Your FICO score is a number that corresponds to your credit report. It is calculated using a formula created by the Fair Isaac Company (i.e., FICO). Scores range from 300 to 850, with a higher number reflecting a healthier credit history — and a less risky borrower to financial institutions. Lenders will use your FICO score in addition to your credit report when determining loan offers.
Earlier this week, I wrote that you could get your free credit report at annualcreditreport.com. While the report is free, your credit scores are not. You can order your Equifax FICO score through annualcreditreport.com for $7.95. However, the TransUnion and Experian scores given through that site are your VantageScores. This is a less widely used credit score that uses a different formula and potentially different credit items. To get your TransUnion and Experian FICO scores, you can order them from myFICO.com for $19.95 each.
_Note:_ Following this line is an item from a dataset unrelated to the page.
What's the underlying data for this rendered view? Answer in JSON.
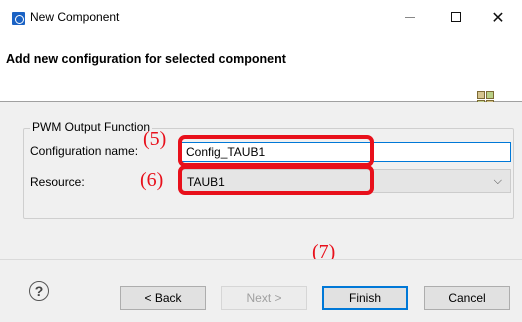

If you don’t want to pay to see your FICO score, a careful review of your credit history and an understanding of how your score is calculated can give you a general understanding of your credit health. To that end, check out Norada Real Estate’s infographic on FICO scores. You won’t be able to estimate your score with this information, but understanding what influences your credit score can help you identify positive and negative items on your credit report, as well as positive and negative behaviors in your spending habits. With this knowledge, you can set out to improve your credit score over time.